Data records for software interfaces:

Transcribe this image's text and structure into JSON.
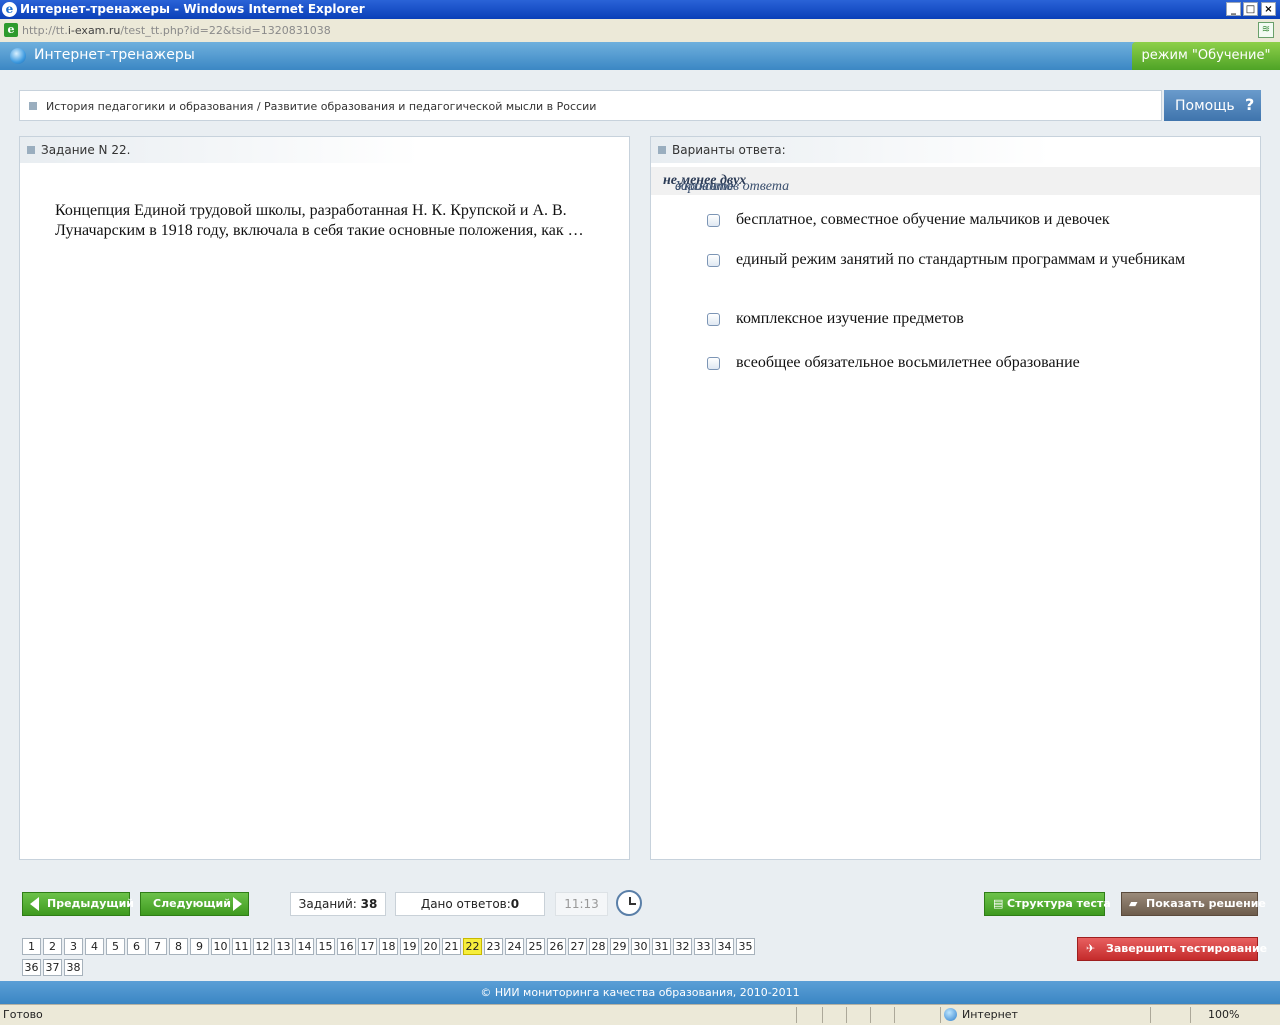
{
  "window": {
    "title": "Интернет-тренажеры - Windows Internet Explorer",
    "url_prefix": "http://tt.",
    "url_host": "i-exam.ru",
    "url_rest": "/test_tt.php?id=22&tsid=1320831038",
    "controls": {
      "minimize": "_",
      "maximize": "□",
      "close": "×"
    }
  },
  "app": {
    "title": "Интернет-тренажеры",
    "mode": "режим \"Обучение\""
  },
  "breadcrumb": "История педагогики и образования / Развитие образования и педагогической мысли в России",
  "help": {
    "label": "Помощь",
    "symbol": "?"
  },
  "task": {
    "header": "Задание N 22.",
    "text": "Концепция Единой трудовой школы, разработанная Н. К. Крупской и А. В. Луначарским в 1918 году, включала в себя такие основные положения, как …"
  },
  "answers": {
    "header": "Варианты ответа:",
    "hint_pre": "Укажите ",
    "hint_bold": "не менее двух",
    "hint_post": " вариантов ответа",
    "options": [
      {
        "text": "бесплатное, совместное обучение мальчиков и девочек",
        "checked": false
      },
      {
        "text": "единый режим занятий по стандартным программам и учебникам",
        "checked": false
      },
      {
        "text": "комплексное изучение предметов",
        "checked": false
      },
      {
        "text": "всеобщее обязательное восьмилетнее образование",
        "checked": false
      }
    ]
  },
  "toolbar": {
    "prev": "Предыдущий",
    "next": "Следующий",
    "tasks_label": "Заданий:",
    "tasks_count": "38",
    "answered_label": "Дано ответов:",
    "answered_count": "0",
    "timer": "11:13",
    "structure": "Структура теста",
    "solution": "Показать решение",
    "finish": "Завершить тестирование"
  },
  "question_numbers": [
    "1",
    "2",
    "3",
    "4",
    "5",
    "6",
    "7",
    "8",
    "9",
    "10",
    "11",
    "12",
    "13",
    "14",
    "15",
    "16",
    "17",
    "18",
    "19",
    "20",
    "21",
    "22",
    "23",
    "24",
    "25",
    "26",
    "27",
    "28",
    "29",
    "30",
    "31",
    "32",
    "33",
    "34",
    "35",
    "36",
    "37",
    "38"
  ],
  "current_question": "22",
  "footer": "© НИИ мониторинга качества образования, 2010-2011",
  "status": {
    "text": "Готово",
    "zone": "Интернет",
    "zoom": "100%"
  },
  "colors": {
    "header_blue": "#3b87c4",
    "mode_green": "#4ea326",
    "current_highlight": "#f6ee3b",
    "finish_red": "#c42b2b"
  }
}
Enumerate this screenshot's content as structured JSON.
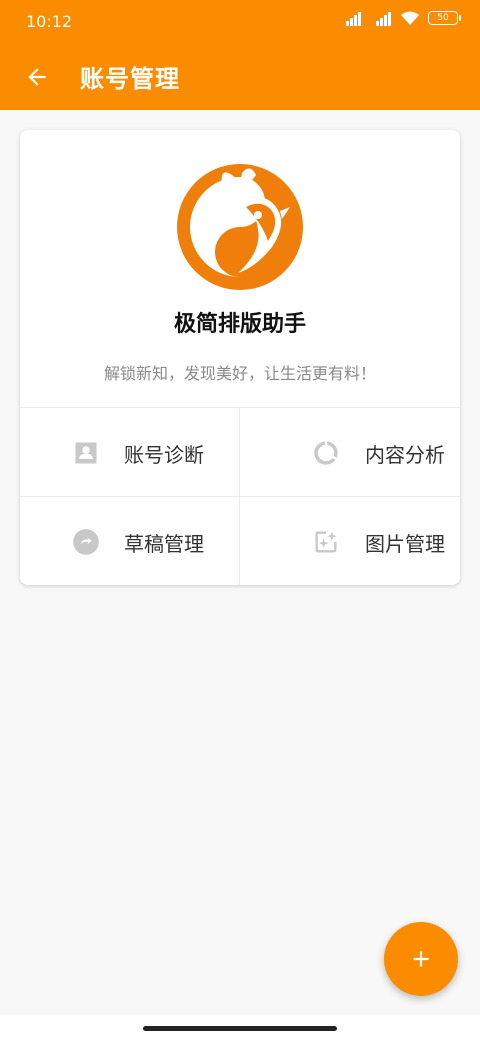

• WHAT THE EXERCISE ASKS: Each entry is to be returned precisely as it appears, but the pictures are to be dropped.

• REPLY TO THE TASK:
Transcribe this image's text and structure into JSON.
{
  "window": {
    "title": "Интернет-тренажеры - Windows Internet Explorer",
    "url_prefix": "http://tt.",
    "url_host": "i-exam.ru",
    "url_rest": "/test_tt.php?id=22&tsid=1320831038",
    "controls": {
      "minimize": "_",
      "maximize": "□",
      "close": "×"
    }
  },
  "app": {
    "title": "Интернет-тренажеры",
    "mode": "режим \"Обучение\""
  },
  "breadcrumb": "История педагогики и образования / Развитие образования и педагогической мысли в России",
  "help": {
    "label": "Помощь",
    "symbol": "?"
  },
  "task": {
    "header": "Задание N 22.",
    "text": "Концепция Единой трудовой школы, разработанная Н. К. Крупской и А. В. Луначарским в 1918 году, включала в себя такие основные положения, как …"
  },
  "answers": {
    "header": "Варианты ответа:",
    "hint_pre": "Укажите ",
    "hint_bold": "не менее двух",
    "hint_post": " вариантов ответа",
    "options": [
      {
        "text": "бесплатное, совместное обучение мальчиков и девочек",
        "checked": false
      },
      {
        "text": "единый режим занятий по стандартным программам и учебникам",
        "checked": false
      },
      {
        "text": "комплексное изучение предметов",
        "checked": false
      },
      {
        "text": "всеобщее обязательное восьмилетнее образование",
        "checked": false
      }
    ]
  },
  "toolbar": {
    "prev": "Предыдущий",
    "next": "Следующий",
    "tasks_label": "Заданий:",
    "tasks_count": "38",
    "answered_label": "Дано ответов:",
    "answered_count": "0",
    "timer": "11:13",
    "structure": "Структура теста",
    "solution": "Показать решение",
    "finish": "Завершить тестирование"
  },
  "question_numbers": [
    "1",
    "2",
    "3",
    "4",
    "5",
    "6",
    "7",
    "8",
    "9",
    "10",
    "11",
    "12",
    "13",
    "14",
    "15",
    "16",
    "17",
    "18",
    "19",
    "20",
    "21",
    "22",
    "23",
    "24",
    "25",
    "26",
    "27",
    "28",
    "29",
    "30",
    "31",
    "32",
    "33",
    "34",
    "35",
    "36",
    "37",
    "38"
  ],
  "current_question": "22",
  "footer": "© НИИ мониторинга качества образования, 2010-2011",
  "status": {
    "text": "Готово",
    "zone": "Интернет",
    "zoom": "100%"
  },
  "colors": {
    "header_blue": "#3b87c4",
    "mode_green": "#4ea326",
    "current_highlight": "#f6ee3b",
    "finish_red": "#c42b2b"
  }
}
Enumerate this screenshot's content as structured JSON.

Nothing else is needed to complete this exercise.